[EXTRACTED DATA — start]

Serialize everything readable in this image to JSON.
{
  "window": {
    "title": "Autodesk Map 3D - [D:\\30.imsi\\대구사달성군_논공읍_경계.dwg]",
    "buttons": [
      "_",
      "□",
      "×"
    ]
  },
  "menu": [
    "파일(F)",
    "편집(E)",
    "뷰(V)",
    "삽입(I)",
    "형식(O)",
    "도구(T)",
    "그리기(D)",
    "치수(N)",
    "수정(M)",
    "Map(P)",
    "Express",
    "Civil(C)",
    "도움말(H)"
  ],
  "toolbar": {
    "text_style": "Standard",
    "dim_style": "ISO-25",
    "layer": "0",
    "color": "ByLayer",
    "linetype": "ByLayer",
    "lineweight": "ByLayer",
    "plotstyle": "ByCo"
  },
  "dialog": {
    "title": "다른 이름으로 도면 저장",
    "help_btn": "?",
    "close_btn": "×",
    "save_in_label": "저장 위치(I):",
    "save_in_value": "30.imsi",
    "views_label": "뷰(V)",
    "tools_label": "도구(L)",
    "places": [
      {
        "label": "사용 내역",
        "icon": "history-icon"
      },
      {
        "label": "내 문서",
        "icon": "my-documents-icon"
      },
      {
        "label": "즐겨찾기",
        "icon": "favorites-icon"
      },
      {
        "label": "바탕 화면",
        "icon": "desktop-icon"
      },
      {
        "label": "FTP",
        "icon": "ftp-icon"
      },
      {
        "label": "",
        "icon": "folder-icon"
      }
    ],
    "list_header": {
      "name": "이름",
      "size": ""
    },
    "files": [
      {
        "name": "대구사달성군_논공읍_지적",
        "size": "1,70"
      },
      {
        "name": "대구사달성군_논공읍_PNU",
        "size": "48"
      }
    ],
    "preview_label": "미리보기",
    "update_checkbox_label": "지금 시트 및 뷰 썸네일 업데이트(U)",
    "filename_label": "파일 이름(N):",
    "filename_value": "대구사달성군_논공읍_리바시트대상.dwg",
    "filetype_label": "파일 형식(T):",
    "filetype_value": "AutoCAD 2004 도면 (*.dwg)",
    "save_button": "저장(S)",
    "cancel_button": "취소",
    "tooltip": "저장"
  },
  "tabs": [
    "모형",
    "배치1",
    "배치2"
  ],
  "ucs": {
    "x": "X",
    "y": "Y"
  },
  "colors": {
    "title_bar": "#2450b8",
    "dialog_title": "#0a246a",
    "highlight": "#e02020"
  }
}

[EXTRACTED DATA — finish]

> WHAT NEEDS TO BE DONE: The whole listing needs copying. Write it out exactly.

> RESULT OF THIS TASK:
Serialize everything readable in this image to JSON.
{
  "window": {
    "title": "Autodesk Map 3D - [D:\\30.imsi\\대구사달성군_논공읍_경계.dwg]",
    "buttons": [
      "_",
      "□",
      "×"
    ]
  },
  "menu": [
    "파일(F)",
    "편집(E)",
    "뷰(V)",
    "삽입(I)",
    "형식(O)",
    "도구(T)",
    "그리기(D)",
    "치수(N)",
    "수정(M)",
    "Map(P)",
    "Express",
    "Civil(C)",
    "도움말(H)"
  ],
  "toolbar": {
    "text_style": "Standard",
    "dim_style": "ISO-25",
    "layer": "0",
    "color": "ByLayer",
    "linetype": "ByLayer",
    "lineweight": "ByLayer",
    "plotstyle": "ByCo"
  },
  "dialog": {
    "title": "다른 이름으로 도면 저장",
    "help_btn": "?",
    "close_btn": "×",
    "save_in_label": "저장 위치(I):",
    "save_in_value": "30.imsi",
    "views_label": "뷰(V)",
    "tools_label": "도구(L)",
    "places": [
      {
        "label": "사용 내역",
        "icon": "history-icon"
      },
      {
        "label": "내 문서",
        "icon": "my-documents-icon"
      },
      {
        "label": "즐겨찾기",
        "icon": "favorites-icon"
      },
      {
        "label": "바탕 화면",
        "icon": "desktop-icon"
      },
      {
        "label": "FTP",
        "icon": "ftp-icon"
      },
      {
        "label": "",
        "icon": "folder-icon"
      }
    ],
    "list_header": {
      "name": "이름",
      "size": ""
    },
    "files": [
      {
        "name": "대구사달성군_논공읍_지적",
        "size": "1,70"
      },
      {
        "name": "대구사달성군_논공읍_PNU",
        "size": "48"
      }
    ],
    "preview_label": "미리보기",
    "update_checkbox_label": "지금 시트 및 뷰 썸네일 업데이트(U)",
    "filename_label": "파일 이름(N):",
    "filename_value": "대구사달성군_논공읍_리바시트대상.dwg",
    "filetype_label": "파일 형식(T):",
    "filetype_value": "AutoCAD 2004 도면 (*.dwg)",
    "save_button": "저장(S)",
    "cancel_button": "취소",
    "tooltip": "저장"
  },
  "tabs": [
    "모형",
    "배치1",
    "배치2"
  ],
  "ucs": {
    "x": "X",
    "y": "Y"
  },
  "colors": {
    "title_bar": "#2450b8",
    "dialog_title": "#0a246a",
    "highlight": "#e02020"
  }
}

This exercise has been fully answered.